By Sarah Chisholm, BA
Financial Advisor, O’Farrell Wealth & Estate Planning | Assante Capital Management Ltd.
Life insurance is all about risk mitigation. It’s about protecting your loved ones financially if something should happen to you unexpectedly. There are so many insurance products out there that it is often difficult to sift through policies and find the one that is right for you. Insurance companies aren’t always great at being clear about which insurance plans are best for each individual client. Here are a few things you should know about life insurance and some tips on how to pick the policy that is right for you.
Insurance companies are for profit businesses
Insurance companies make their money off calculating risk. Typically, the more likely you are to die the higher your insurance premiums will be. Insurance companies group people into different categories of risk (ex. non-smokers, smokers) and they know how much they need to charge in premiums based on calculating the risk of death for each grouping of people. A smoker will typically pay 3-5 times more in insurance premiums than a non-smoker because of statistical data that indicates that smokers are more likely to die sooner than those who don’t smoke. When it comes down to it insurance companies do protect you in case of unexpected death, but they are also in it to make money.
The best policy is the longest you can afford
As a general rule, the longer the policy the better. A Term 20 insurance policy will cover you for 20 years with a fixed premium that will not increase. A Term 10 policy will provide you with the same coverage but only for 10 years. At this point if you wanted to keep it you would face a premium increase.
Term 10 policies are cheaper than Term 20 because there is less risk involved for the insurance company. A Term 10 policy might cost you $20/month while a Term 20 policy would be $30 or $35/month. While paying $20 for the same coverage might seem attractive in the short term, the issue comes up when it is time for it to be renewed. At the ten year mark it is certain that your insurance premiums will go up as you will be a decade older and if you decide to keep the original policy it could cost you as much as 3 to 5 times more premium.
One option is to apply for a new policy altogether but there is no guarantee that you will be healthy enough to qualify for a new policy ten years down the road. This is why paying a bit more for a longer-term policy is better than saving $10-$15 a month for a shorter policy. You end up paying less in the long run and are guaranteed the insurance pay-out for longer should something happen to you unexpectedly.
In certain situations, it might also a make sense to buy a Term 65 (which guarantees you coverage until you are 65) or Term 100 (which guarantees you coverage until you are 100). However, these policies are more expensive because it poses more risk for the insurance company.

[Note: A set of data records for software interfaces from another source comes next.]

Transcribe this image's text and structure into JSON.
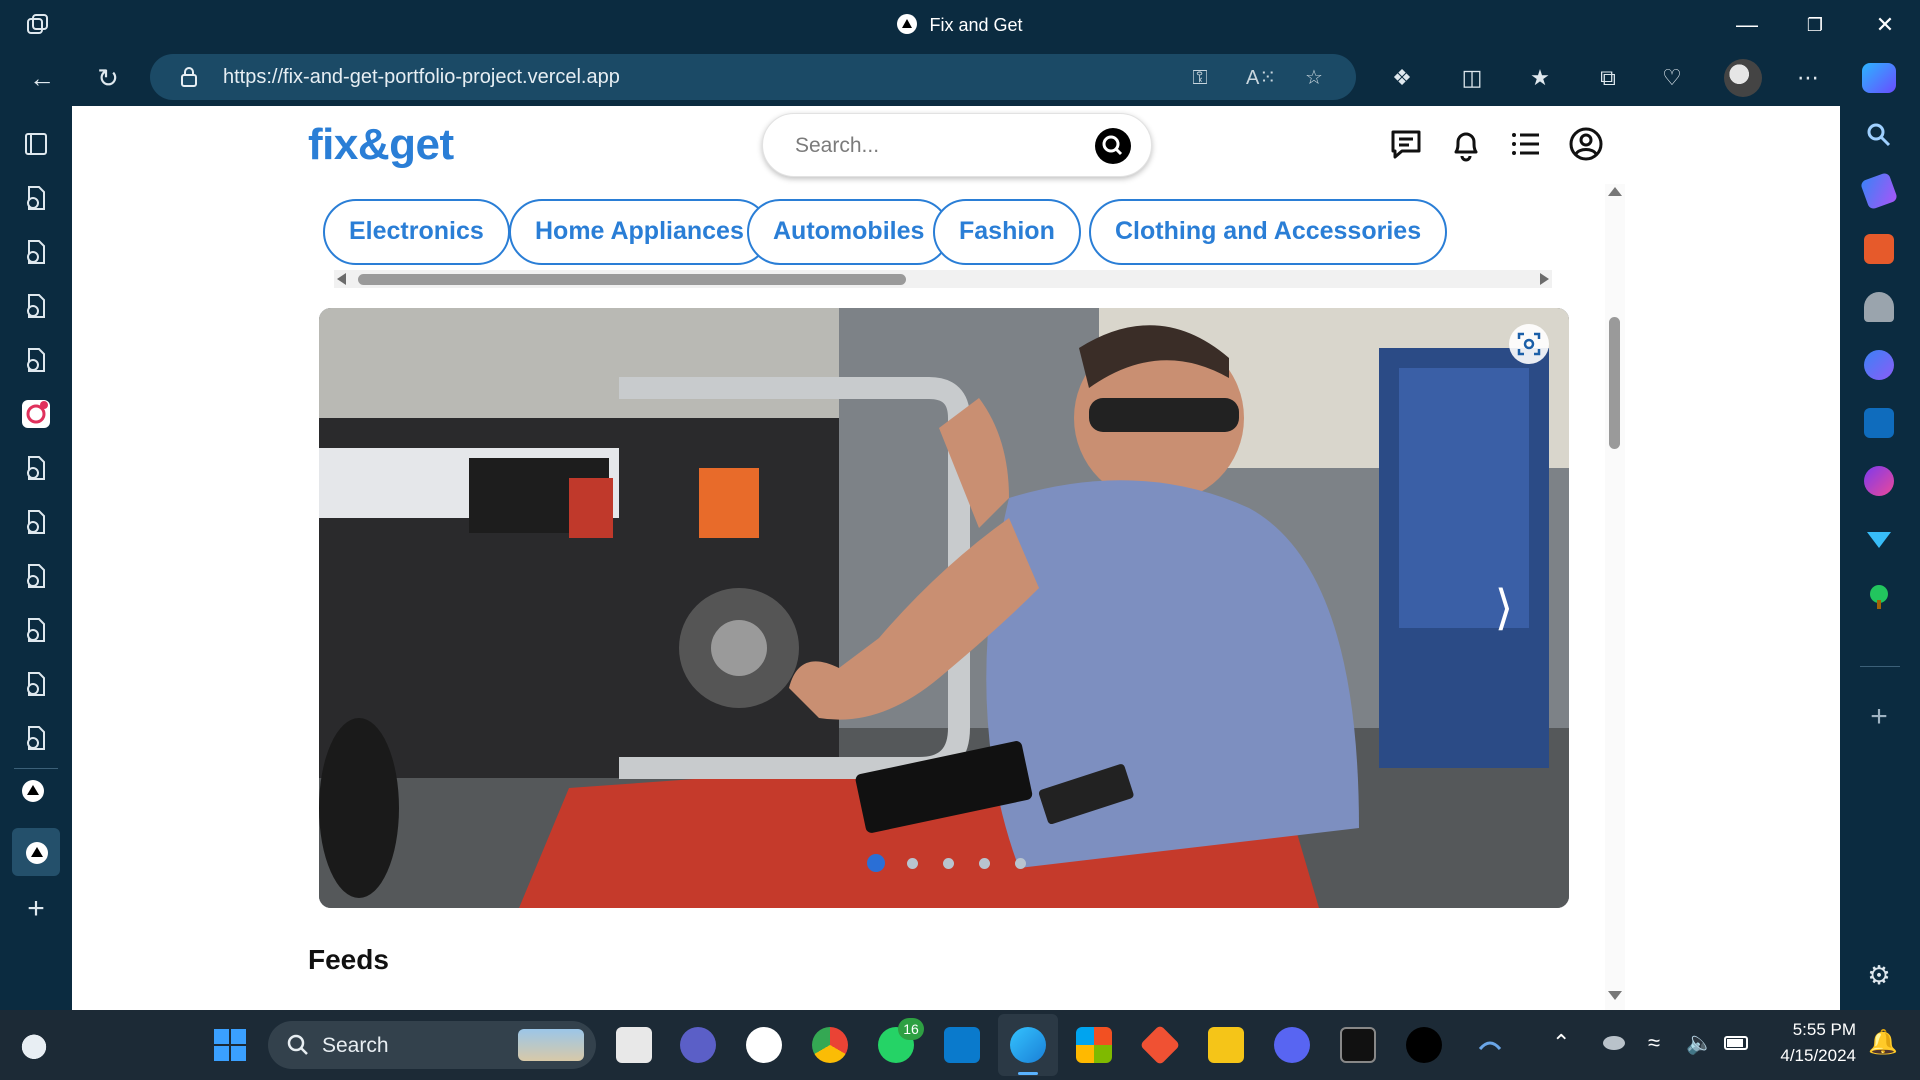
{
  "browser": {
    "tab_title": "Fix and Get",
    "url": "https://fix-and-get-portfolio-project.vercel.app"
  },
  "site": {
    "brand": "fix&get",
    "search": {
      "placeholder": "Search..."
    },
    "categories": [
      {
        "label": "Electronics"
      },
      {
        "label": "Home Appliances"
      },
      {
        "label": "Automobiles"
      },
      {
        "label": "Fashion"
      },
      {
        "label": "Clothing and Accessories"
      }
    ],
    "carousel": {
      "active_slide": 1,
      "slide_count": 5
    },
    "feeds_title": "Feeds"
  },
  "taskbar": {
    "search_label": "Search",
    "whatsapp_badge": "16",
    "time": "5:55 PM",
    "date": "4/15/2024"
  },
  "colors": {
    "brand_blue": "#2a7ed6",
    "chrome_dark": "#0b2b40",
    "taskbar": "#1c2a36"
  },
  "icons": {
    "header": [
      "chat-icon",
      "bell-icon",
      "list-icon",
      "account-icon"
    ],
    "browser_tools": [
      "extensions-icon",
      "split-screen-icon",
      "favorites-icon",
      "collections-icon",
      "browser-essentials-icon",
      "more-icon",
      "copilot-icon"
    ]
  }
}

It may seem counter-intuitive to buy life insurance when you are in your 20s, have no money and likely no dependents to look after if you pass away. However, this is the best time to buy life insurance. Unless you have a health condition it is likely that you will be in the best shape of your life and as a result your insurance premiums will be at an all time low.
If you buy a Term 20 insurance policy when you are 25 it will last until you are 45. In that time are you likely to have built a career? Gotten married? Had a family? Probably. Therefore, it is good to get locked into a plan young. It will never be cheaper to get insurance than right now.
The most important part of buying insurance is understanding your options. A good financial advisor will typically look at how much debt you have, what your annual income is and if you have children or a spouse to calculate the amount of insurance you need. Using this information, they will be able to advise you on the insurance product that works best for your situation. There is no reason to go into a meeting with an insurance agent blind. Know what your needs are and what you are willing to spend before you buy into a policy to avoid getting trapped in an agreement that is not in your best interest.